If you are hoping to affect change in your church’s culture, you will need to build trust and relationships with leaders that are already in place. Leaders will not be effective in leading culture change within the church if they have not yet gained the trust of those they work with or for. So, since you are taking your time, use it to build loving relationship with the people in your church. If you are not able to build these kinds of relationships, you won’t want to be together where you are going anyway. Decide that the people you are traveling with are more important than the destination where you are heading.

Step 4 – Ask.

Most of the time, church cultures exist because of the ways leaders in the church have led. As a result, it is helpful to ask those leaders what they had in mind in certain decisions regarding the church culture. You might be surprised to learn that you have many of the same goals in mind, but have different ideas about how to reach those goals. At that point, you are all on the same team. You just have different ideas about the right game plays. If nothing else, this process can help all parties to understand that you are part of the same body of Christ, looking to fulfill the same Great Commission, and partnering together in how to do that best. And, if you differ on ways to do this, asking gives you the opportunity to work that through in meaningful conversation.

Step 5 – Share.

After you have shown the respect and courage to ask leaders about their thought process, you will likely find that these leaders will return the favor. You should be prepared at this time to be asked about how you would handle given situations and decisions were it placed in your hands. This is the right time and context for you to share your solicited thoughts on how you would choose similarly or differently than leadership has chosen. More often that not, if leadership is going to receive your thoughts will, it will be in a setting such as this. They’ve asked for it! Be respectful and clear, giving a well-prepared plan of action with appropriate reasoning. You may find that the leadership of the church is ready to move and was simply looking for the right plan of action that you have presented. When asked, don’t be afraid to share what you have in mind.

Step 6 – Understand.

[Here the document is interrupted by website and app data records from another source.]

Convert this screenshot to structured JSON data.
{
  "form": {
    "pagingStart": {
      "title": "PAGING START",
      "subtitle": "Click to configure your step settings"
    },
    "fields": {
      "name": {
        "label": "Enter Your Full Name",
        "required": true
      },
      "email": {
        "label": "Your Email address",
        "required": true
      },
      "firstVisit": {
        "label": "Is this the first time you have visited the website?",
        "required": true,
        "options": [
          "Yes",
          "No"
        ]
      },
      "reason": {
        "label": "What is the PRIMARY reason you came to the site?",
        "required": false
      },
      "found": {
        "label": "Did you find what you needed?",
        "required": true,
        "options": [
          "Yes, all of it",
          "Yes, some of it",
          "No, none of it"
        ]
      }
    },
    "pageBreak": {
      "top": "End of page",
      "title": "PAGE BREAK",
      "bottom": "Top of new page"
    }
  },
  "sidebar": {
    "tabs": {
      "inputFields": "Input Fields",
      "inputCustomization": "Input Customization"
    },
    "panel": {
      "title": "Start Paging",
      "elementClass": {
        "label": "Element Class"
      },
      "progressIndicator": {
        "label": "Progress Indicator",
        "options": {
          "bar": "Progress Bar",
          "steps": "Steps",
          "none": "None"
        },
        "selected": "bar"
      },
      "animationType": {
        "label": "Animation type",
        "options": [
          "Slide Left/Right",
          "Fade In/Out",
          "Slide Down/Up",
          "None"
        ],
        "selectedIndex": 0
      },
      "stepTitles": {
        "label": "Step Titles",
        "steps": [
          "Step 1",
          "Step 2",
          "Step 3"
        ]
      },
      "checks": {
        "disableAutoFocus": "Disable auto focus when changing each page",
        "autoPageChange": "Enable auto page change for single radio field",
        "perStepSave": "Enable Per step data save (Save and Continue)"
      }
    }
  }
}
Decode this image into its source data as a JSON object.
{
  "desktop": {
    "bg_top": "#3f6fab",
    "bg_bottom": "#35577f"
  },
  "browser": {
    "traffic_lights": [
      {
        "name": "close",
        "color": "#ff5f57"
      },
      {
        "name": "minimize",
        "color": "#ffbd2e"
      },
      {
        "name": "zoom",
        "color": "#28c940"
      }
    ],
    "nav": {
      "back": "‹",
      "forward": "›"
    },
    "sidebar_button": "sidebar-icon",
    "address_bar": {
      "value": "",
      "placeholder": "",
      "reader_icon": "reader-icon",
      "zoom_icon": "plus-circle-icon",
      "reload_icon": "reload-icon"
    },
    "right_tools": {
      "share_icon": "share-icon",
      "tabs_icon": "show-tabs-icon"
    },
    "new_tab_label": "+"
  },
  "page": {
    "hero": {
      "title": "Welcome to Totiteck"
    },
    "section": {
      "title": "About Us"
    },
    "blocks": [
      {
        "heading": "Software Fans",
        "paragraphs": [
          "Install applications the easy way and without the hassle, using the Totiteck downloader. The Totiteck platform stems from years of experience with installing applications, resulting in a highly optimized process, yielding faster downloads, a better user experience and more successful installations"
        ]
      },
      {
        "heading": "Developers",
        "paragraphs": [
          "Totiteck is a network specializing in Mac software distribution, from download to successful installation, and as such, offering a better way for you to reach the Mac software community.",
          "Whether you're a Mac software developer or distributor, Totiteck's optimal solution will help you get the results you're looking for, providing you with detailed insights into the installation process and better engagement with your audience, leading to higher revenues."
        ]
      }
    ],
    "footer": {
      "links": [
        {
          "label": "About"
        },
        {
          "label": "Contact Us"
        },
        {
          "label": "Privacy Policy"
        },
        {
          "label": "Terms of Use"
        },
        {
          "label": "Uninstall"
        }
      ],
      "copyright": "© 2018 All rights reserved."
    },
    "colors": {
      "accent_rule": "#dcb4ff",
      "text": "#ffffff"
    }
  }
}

Even after being asked for your thoughts on the direction of the church, understand that the answer may still be “no.” This is possible for any position in the church, as we mutually submit to one another out of love and respect for Christ. From the first time Worship Leader to the veteran Senior Pastor, there will be times that the answer is simply “no.” This may be a result of theology, philosophy, vision, finances, stewardship, relationships, limitations on time, or any number of other elements that cause leadership in churches to say no. But, even if this is the case, the process has been helpful. You have learned to align your heart with the Lord, listen to those who know the church better than you, build trust with leadership, ask for leadership’s vision and process, share your thoughts in an appropriate context, and understand if the answer is no. These things are progress in themselves and often, in themselves, have the effect of changing church culture. The answer might be yes next time, and you have moved the starting line.

Step 7 – Repeat.

The last step when you hope to affect change in your church culture is to repeat the process. Leaders in the church must understand that growing the church is an ongoing process. There are no quick fixes and this kind of journey is inherent in the shepherding process. A good shepherd does not just point the sheep in a direction and yell, “Go!” Similarly one cannot drive a truck through the flock and expect for the sheep to respond well. Instead, a good shepherd (like our Good Shepherd) walks in the Spirit, walks with the flock, seeks to understand, engenders trust, develops good communication, is humble to serve, and hangs in there even when things get tough. May our Good Shepherd do this for you especially as you head down the long path to affect change in your church culture!